30 November 2005

AT-TUWANI: Israeli soldiers stop villagers from plowing, assault

On Monday, 28 November 2005 Palestinians from At-Tuwani plowed and planted
land in Khoruba valley. Before beginning work, Palestinians arranged for an
officer from the Israeli military District Coordinating Office (DCO) to be
present on the land--which lies close to the Israeli settlement outpost of
Havot Ma'on (Hill 833)--during plowing.

The DCO officer failed to show up at the appointed time and did not answer
phone calls from Palestinians inquiring about his presence. After waiting
an hour and a half, the Palestinians began working without the presence of
the military. Diane Janzen, Kristin Anderson, and Amy Knickrehm from CPT
arrived with Operation Dove members to accompany the villagers.

Ten minutes after Palestinians began plowing and planting, settler security
from Ma'on, along with three settler men, arrived and observed from the hill
above. Israeli soldiers arrived forty-five minutes later. After speaking
with the settlers, the soldiers ordered Palestinians to cease work until the
DCO arrived. The Palestinians agreed to wait.

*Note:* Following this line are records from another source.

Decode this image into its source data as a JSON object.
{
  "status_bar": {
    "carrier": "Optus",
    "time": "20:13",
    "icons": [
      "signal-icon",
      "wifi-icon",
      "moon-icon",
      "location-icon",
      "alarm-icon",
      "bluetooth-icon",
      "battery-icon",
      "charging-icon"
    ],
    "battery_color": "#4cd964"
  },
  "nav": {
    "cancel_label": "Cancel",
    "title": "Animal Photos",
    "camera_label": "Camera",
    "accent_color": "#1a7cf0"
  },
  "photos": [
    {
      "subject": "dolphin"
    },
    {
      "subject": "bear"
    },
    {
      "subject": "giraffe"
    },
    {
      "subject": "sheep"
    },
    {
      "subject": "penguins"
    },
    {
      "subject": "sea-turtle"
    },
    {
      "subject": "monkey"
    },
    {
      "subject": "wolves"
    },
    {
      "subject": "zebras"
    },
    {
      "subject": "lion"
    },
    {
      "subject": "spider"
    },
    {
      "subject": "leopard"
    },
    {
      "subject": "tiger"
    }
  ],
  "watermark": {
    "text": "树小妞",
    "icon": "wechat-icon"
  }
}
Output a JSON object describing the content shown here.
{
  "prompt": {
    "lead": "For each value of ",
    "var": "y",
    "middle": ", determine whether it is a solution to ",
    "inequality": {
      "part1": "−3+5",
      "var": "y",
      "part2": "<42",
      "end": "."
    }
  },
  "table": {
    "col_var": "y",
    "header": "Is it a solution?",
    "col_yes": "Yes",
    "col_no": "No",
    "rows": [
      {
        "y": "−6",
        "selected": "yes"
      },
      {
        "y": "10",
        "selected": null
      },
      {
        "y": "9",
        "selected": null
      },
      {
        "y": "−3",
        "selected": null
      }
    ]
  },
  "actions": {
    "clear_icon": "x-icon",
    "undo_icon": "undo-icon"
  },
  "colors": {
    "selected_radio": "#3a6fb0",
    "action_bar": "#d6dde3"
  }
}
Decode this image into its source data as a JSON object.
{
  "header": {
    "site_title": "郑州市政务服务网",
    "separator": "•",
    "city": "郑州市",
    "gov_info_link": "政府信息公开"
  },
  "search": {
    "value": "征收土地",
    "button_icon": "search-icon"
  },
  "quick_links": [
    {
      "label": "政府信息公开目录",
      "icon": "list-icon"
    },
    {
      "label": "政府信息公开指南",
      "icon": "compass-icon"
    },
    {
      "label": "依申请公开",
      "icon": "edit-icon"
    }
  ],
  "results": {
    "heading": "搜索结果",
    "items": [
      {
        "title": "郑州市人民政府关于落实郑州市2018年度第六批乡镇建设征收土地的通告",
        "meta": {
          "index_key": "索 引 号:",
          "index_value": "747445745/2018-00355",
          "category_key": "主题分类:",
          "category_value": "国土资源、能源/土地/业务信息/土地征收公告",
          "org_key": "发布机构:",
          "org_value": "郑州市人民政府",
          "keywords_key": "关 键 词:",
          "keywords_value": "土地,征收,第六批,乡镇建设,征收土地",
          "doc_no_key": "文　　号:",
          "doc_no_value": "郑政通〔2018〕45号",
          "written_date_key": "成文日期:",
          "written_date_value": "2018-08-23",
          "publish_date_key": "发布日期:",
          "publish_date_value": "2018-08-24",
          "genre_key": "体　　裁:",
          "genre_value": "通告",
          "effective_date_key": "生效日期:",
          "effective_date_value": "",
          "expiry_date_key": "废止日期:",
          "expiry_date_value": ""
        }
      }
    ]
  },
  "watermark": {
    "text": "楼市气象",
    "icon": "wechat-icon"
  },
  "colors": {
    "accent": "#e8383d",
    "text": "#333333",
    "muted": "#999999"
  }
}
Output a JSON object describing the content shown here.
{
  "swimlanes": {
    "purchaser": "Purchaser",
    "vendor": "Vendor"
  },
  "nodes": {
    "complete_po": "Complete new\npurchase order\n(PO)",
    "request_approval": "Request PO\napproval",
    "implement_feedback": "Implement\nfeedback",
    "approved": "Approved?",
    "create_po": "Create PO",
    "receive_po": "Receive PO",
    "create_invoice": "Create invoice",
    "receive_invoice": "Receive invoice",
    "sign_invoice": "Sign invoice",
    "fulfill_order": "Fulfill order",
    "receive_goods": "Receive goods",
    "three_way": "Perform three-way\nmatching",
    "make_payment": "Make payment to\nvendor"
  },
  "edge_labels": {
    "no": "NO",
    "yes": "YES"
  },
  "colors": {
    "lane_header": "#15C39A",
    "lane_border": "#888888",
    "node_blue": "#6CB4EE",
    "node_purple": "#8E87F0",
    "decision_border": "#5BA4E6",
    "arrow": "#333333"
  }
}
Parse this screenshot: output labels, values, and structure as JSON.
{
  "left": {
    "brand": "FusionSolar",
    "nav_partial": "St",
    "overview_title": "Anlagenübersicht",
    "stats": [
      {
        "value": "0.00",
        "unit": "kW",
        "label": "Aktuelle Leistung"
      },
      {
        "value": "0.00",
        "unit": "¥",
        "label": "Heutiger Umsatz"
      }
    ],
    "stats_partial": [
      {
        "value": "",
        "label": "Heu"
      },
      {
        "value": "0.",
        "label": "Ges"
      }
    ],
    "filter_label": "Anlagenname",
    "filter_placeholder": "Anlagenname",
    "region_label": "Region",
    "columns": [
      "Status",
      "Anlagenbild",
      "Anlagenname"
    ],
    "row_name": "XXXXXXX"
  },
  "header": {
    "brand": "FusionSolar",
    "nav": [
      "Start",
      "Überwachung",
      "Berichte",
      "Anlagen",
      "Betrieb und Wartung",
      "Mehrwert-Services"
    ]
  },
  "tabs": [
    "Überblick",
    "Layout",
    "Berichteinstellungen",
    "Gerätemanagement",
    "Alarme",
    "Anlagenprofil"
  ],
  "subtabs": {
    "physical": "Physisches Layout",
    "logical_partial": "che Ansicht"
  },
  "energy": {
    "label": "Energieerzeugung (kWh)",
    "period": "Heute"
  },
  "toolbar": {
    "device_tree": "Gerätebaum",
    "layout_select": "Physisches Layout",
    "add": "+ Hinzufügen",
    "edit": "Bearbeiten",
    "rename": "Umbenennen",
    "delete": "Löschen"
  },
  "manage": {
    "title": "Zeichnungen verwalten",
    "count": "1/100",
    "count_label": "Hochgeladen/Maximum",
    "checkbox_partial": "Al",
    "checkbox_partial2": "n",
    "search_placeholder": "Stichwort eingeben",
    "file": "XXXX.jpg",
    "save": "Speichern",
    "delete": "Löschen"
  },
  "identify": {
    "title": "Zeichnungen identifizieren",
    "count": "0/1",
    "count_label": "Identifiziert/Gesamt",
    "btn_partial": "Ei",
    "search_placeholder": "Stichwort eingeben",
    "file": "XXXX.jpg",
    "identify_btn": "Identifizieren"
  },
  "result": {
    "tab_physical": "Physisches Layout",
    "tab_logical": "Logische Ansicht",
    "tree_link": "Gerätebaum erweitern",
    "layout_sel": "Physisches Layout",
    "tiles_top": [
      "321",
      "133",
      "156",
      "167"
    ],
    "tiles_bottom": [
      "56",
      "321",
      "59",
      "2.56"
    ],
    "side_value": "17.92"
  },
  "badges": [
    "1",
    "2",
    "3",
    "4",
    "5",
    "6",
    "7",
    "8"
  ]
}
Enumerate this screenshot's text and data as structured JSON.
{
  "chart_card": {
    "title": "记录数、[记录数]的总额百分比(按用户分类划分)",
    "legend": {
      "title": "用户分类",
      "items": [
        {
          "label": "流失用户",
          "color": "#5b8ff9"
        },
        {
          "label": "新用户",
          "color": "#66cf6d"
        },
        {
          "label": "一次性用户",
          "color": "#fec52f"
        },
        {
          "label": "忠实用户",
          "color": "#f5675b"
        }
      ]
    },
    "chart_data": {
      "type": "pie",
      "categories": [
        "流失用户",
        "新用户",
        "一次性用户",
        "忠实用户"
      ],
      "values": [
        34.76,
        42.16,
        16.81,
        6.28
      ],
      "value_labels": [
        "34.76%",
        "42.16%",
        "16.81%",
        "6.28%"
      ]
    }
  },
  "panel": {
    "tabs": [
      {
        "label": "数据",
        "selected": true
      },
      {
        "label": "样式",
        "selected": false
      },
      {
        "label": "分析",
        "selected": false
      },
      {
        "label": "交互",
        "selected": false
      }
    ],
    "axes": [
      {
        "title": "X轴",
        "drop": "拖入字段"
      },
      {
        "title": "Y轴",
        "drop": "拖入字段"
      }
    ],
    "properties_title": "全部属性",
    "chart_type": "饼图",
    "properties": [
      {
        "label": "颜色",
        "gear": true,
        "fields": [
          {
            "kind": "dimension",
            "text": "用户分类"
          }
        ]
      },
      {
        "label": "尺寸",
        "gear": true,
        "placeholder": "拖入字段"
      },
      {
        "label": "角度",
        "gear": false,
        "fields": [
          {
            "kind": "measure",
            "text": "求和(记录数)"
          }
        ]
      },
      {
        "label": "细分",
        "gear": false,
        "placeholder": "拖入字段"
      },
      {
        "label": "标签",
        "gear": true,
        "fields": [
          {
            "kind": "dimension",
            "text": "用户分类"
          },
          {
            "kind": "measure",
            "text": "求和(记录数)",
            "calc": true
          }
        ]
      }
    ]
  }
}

Fifteen minutes later, four Israeli soldiers arrived in a silver truck and
walked down to where the Palestinians were waiting. CPTers and Doves
remained with the Palestinians, documenting the soldiers' orders with
photographs and videotape. Immediately, soldiers demanded that the
Palestinians move up the hill, further away from the settlement. As CPTers
and Doves photographed the incident, soldiers began to shove, grab, and
chase the internationals who were holding cameras. Soldiers confiscated two
digital cameras and one video camera, and detained one member of Operation

Shortly afterwards, members of the Israeli peace groups Ta'ayush and Rabbis
for Human Rights arrived to document the situation, and act as advocates for
the Palestinians attempting to work their land. One hour later, after the
Israeli advocates negotiated with the soldiers, soldiers released the Dove
and returned the cameras.

Following the incident, Israeli police arrived on scene to investigate,
speaking with the settlers and taking a statement from Ma'on settler
security. When the internationals requested that police take their
statements regarding the soldiers assaulting them, a policeman told them,
"If you file complaints against the soldiers they will file complaints
against you, charging you with holding onto soldiers' weapons, and you will
be arrested."

An Israeli military commander for the At-Tuwani area arrived, saying
although "the civil administration doesn't have any decision on the
[ownership of] the land," the military was declaring it a closed military
zone, effectively preventing Palestinian access to the land. The commander
also told the internationals that the soldiers had behaved inappropriately.
"You have a right to take photos as you like," he told them.

At 4:30 p.m. the Palestinians, Israeli peace activists and internationals
left the area. Several military personnel remained in the area for the
closed military zone order to arrive. Palestinians from At Tuwani told
internationals that they would continue to work their land, aided by their
Israeli lawyer, who has documents proving both Palestinian ownership and the
illegality of military interfering with Palestinian access to their fields.

Photos of the incident are available at: